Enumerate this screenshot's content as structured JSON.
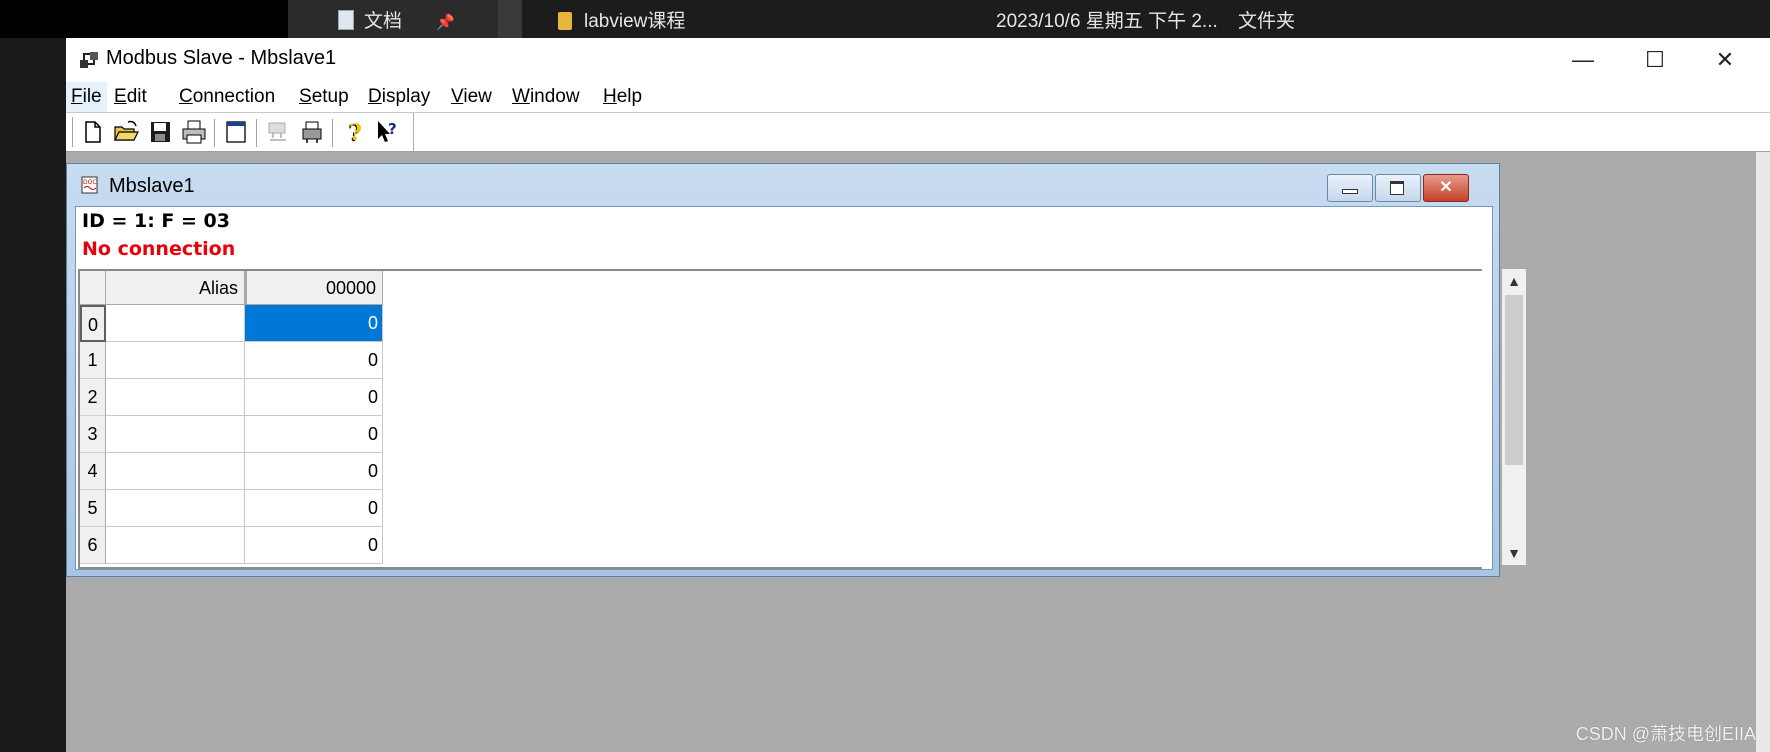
{
  "background": {
    "doc_label": "文档",
    "folder_label": "labview课程",
    "date": "2023/10/6 星期五 下午 2...",
    "type": "文件夹"
  },
  "window": {
    "title": "Modbus Slave - Mbslave1",
    "minimize": "—",
    "maximize": "☐",
    "close": "✕"
  },
  "menu": {
    "items": [
      {
        "u": "F",
        "rest": "ile"
      },
      {
        "u": "E",
        "rest": "dit"
      },
      {
        "u": "C",
        "rest": "onnection"
      },
      {
        "u": "S",
        "rest": "etup"
      },
      {
        "u": "D",
        "rest": "isplay"
      },
      {
        "u": "V",
        "rest": "iew"
      },
      {
        "u": "W",
        "rest": "indow"
      },
      {
        "u": "H",
        "rest": "elp"
      }
    ]
  },
  "toolbar": {
    "buttons": [
      "new-document-icon",
      "open-folder-icon",
      "save-icon",
      "print-icon",
      "window-icon",
      "disconnect-icon",
      "device-icon",
      "help-icon",
      "context-help-icon"
    ]
  },
  "child": {
    "title": "Mbslave1",
    "id_line": "ID = 1: F = 03",
    "status": "No connection",
    "grid": {
      "col_alias": "Alias",
      "col_address": "00000",
      "rows": [
        {
          "index": "0",
          "alias": "",
          "value": "0"
        },
        {
          "index": "1",
          "alias": "",
          "value": "0"
        },
        {
          "index": "2",
          "alias": "",
          "value": "0"
        },
        {
          "index": "3",
          "alias": "",
          "value": "0"
        },
        {
          "index": "4",
          "alias": "",
          "value": "0"
        },
        {
          "index": "5",
          "alias": "",
          "value": "0"
        },
        {
          "index": "6",
          "alias": "",
          "value": "0"
        }
      ]
    }
  },
  "watermark": "CSDN @萧技电创EIIA",
  "colors": {
    "status_error": "#e8000b",
    "selection": "#0078d7",
    "workspace": "#ababab"
  }
}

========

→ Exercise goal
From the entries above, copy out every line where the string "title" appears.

→ Answer box
    "title": "Modbus Slave - Mbslave1",
    "title": "Mbslave1",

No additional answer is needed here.